Seasonal variation in hemoglobin A1c: is it the same in both hemispheres?

J Diabetes Sci Technol. 2009 Jul 1;3(4):668-71. doi: 10.1177/193229680900300408.


Introduction: There are several reports from locations in the northern hemisphere of seasonal variation in hemoglobin A1c (HbA1c) levels with higher values noted in the cooler months. The variation has been attributed to holiday seasons, temperature differences, and changes in diet. This article describes the seasonal variation in both hemispheres and in a country on the equator with minimal temperature variation.

Methods: The mean and median HbA1c by month was calculated for a maximum of 2 years for HbA1c data from the different locations: Edmonton and Calgary, Canada; Singapore; Melbourne, Australia; and Marshfield, Wisconsin. The mean monthly temperature for each location was found from available meteorological information.

Results: In both northern and southern hemispheres, the HbA1c was higher in cooler months and lower in the warmer months. In Singapore, where there is minimal temperature variation, there is also minimal variation in HbA1c values over the year. The difference in HbA1c over a year appears to be related to the difference in temperature.

Conclusion: Hemoglobin A1c is higher in cooler months and lower in the warmer months in both hemispheres. In a country with minimal monthly temperature variation, there is only minimal variation in HbA1c values through the year. In all locations, the mean and median HbA1c declined over the study period, possibly due to better glycemic control of patients with diabetes or an increase in use of HbA1c as a screening test for diabetes or a combination of both.

MeSH terms

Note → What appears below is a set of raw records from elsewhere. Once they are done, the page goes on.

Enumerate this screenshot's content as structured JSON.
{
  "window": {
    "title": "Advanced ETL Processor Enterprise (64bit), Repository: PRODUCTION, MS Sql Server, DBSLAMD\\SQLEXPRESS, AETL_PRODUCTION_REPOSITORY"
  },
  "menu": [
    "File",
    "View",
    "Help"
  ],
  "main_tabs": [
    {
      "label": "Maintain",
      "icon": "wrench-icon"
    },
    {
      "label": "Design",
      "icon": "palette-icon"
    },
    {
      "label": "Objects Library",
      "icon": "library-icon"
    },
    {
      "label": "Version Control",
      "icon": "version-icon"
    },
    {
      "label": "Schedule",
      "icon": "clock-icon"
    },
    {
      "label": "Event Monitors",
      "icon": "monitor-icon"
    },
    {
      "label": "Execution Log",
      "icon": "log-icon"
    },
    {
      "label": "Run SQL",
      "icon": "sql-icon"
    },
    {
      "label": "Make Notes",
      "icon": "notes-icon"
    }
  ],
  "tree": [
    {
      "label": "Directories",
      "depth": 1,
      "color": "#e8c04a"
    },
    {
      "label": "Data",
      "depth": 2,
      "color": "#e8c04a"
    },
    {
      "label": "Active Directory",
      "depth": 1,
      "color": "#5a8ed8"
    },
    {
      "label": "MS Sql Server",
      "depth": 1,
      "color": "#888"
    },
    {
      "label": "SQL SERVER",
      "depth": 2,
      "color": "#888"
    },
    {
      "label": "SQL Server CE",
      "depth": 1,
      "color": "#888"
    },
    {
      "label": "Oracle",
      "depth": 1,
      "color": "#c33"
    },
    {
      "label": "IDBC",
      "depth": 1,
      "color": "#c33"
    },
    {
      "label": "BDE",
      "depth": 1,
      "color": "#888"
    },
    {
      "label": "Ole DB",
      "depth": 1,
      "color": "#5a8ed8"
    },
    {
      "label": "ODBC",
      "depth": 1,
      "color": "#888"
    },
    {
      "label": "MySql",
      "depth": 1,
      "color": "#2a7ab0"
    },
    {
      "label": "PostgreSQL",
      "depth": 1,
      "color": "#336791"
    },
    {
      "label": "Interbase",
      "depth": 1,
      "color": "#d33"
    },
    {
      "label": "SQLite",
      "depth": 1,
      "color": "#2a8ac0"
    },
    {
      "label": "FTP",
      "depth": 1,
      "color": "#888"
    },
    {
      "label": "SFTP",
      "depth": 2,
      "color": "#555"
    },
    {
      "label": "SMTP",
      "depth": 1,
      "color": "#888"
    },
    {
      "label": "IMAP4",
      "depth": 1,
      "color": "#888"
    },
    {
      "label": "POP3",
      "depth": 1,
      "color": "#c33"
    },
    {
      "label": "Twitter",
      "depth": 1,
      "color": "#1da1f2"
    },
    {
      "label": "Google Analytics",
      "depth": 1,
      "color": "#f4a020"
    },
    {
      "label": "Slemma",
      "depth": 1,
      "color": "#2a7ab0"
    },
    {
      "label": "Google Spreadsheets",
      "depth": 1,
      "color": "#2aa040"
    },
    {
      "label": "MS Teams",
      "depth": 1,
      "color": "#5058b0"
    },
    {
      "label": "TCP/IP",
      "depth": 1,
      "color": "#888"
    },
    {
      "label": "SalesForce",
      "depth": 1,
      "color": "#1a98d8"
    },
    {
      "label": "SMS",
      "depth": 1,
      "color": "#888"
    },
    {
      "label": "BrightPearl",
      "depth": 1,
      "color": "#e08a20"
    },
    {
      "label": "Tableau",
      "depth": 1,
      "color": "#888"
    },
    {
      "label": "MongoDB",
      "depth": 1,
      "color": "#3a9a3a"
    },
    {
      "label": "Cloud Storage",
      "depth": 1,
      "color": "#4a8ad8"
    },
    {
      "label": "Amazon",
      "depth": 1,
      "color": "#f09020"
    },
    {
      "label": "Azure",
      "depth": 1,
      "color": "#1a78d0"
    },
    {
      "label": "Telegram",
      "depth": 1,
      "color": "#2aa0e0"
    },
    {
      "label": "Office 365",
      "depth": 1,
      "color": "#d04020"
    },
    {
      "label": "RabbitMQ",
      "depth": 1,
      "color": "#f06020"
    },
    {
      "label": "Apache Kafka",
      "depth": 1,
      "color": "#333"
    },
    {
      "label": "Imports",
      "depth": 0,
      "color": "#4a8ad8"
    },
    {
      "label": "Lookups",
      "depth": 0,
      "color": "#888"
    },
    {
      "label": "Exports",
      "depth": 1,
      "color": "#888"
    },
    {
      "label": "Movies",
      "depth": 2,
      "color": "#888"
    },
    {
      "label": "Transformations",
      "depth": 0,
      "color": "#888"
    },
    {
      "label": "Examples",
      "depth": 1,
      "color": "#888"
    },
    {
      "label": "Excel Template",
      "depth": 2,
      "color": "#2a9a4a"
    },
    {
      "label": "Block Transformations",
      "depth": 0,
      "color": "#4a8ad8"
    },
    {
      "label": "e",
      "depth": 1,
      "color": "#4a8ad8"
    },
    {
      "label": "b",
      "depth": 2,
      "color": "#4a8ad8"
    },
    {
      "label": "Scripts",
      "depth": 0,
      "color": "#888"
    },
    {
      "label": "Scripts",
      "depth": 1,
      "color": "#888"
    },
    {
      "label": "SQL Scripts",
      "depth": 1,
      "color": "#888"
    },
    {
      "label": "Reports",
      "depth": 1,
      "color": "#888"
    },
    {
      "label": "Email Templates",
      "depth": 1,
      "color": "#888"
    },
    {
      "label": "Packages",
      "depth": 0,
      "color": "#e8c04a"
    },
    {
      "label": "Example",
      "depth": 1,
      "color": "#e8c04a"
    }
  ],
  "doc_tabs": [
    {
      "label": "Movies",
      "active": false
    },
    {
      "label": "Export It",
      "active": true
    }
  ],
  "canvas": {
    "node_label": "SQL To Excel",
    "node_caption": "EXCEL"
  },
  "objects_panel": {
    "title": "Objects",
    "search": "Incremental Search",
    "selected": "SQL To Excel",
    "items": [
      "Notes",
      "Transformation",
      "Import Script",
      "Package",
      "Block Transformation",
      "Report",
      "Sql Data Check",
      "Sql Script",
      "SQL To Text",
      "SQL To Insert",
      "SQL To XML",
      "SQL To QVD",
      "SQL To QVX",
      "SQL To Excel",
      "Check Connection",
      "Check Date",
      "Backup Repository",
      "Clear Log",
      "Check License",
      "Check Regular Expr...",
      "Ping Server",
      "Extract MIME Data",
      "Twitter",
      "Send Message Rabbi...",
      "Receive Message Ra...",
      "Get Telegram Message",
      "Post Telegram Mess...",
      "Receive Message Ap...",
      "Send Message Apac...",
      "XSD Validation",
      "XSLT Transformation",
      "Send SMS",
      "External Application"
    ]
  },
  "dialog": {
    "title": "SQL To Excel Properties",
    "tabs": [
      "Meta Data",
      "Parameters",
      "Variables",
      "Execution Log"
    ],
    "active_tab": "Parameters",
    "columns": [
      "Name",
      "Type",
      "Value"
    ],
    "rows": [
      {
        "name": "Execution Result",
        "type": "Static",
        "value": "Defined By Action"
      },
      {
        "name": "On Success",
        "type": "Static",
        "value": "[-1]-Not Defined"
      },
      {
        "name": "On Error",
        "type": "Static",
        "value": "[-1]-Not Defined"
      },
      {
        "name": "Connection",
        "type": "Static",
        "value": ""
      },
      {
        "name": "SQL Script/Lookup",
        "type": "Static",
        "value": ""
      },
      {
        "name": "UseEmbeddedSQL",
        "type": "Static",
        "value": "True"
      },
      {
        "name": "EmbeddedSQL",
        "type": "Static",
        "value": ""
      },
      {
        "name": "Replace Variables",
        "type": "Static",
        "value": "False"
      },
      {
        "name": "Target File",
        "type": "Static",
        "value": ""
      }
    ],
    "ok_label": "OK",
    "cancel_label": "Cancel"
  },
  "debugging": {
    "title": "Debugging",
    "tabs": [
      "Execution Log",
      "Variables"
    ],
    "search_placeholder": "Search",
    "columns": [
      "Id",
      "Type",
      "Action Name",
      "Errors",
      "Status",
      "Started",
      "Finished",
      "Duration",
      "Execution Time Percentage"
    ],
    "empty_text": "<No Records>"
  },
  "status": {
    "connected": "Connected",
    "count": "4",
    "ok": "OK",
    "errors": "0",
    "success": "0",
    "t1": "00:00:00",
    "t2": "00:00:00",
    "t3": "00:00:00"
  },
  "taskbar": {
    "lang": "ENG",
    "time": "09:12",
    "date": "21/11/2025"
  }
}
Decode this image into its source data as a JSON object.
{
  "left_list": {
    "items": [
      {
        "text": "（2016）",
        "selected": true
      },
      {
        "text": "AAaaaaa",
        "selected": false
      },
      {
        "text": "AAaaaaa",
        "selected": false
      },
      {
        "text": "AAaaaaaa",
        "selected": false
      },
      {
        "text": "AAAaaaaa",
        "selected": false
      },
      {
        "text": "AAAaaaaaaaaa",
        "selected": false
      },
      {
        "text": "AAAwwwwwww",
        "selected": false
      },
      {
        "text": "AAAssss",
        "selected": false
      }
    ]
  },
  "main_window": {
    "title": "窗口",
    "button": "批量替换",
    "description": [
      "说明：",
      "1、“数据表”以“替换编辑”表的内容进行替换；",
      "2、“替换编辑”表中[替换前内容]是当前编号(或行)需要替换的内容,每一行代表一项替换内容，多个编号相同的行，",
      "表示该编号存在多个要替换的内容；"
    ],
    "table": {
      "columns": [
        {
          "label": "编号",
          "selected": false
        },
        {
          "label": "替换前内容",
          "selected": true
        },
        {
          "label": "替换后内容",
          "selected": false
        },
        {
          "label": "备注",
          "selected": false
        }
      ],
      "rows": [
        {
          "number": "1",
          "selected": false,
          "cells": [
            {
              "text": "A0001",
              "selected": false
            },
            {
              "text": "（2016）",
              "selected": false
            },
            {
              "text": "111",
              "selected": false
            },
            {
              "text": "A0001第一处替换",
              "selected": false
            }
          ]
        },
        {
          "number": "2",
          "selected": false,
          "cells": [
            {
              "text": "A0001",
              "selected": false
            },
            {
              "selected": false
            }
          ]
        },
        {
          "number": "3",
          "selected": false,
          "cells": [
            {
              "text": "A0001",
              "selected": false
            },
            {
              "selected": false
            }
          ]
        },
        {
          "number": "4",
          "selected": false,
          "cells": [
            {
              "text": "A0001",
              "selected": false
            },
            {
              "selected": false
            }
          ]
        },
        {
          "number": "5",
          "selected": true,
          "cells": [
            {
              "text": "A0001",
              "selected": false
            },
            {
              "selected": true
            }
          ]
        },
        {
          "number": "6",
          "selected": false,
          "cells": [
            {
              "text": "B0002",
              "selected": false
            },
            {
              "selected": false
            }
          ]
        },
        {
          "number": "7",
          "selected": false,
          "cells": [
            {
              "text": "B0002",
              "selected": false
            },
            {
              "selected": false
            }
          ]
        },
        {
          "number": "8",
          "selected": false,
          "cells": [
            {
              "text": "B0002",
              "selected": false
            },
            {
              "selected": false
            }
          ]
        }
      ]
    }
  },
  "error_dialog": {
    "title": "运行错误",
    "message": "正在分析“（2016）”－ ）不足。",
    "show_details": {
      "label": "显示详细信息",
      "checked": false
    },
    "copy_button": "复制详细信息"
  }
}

  • Australia
  • Canada
  • Climate*
  • Glycated Hemoglobin / metabolism*
  • Humans
  • Seasons*
  • Singapore
  • Temperature
  • United States


  • Glycated Hemoglobin A
  • hemoglobin A1c protein, human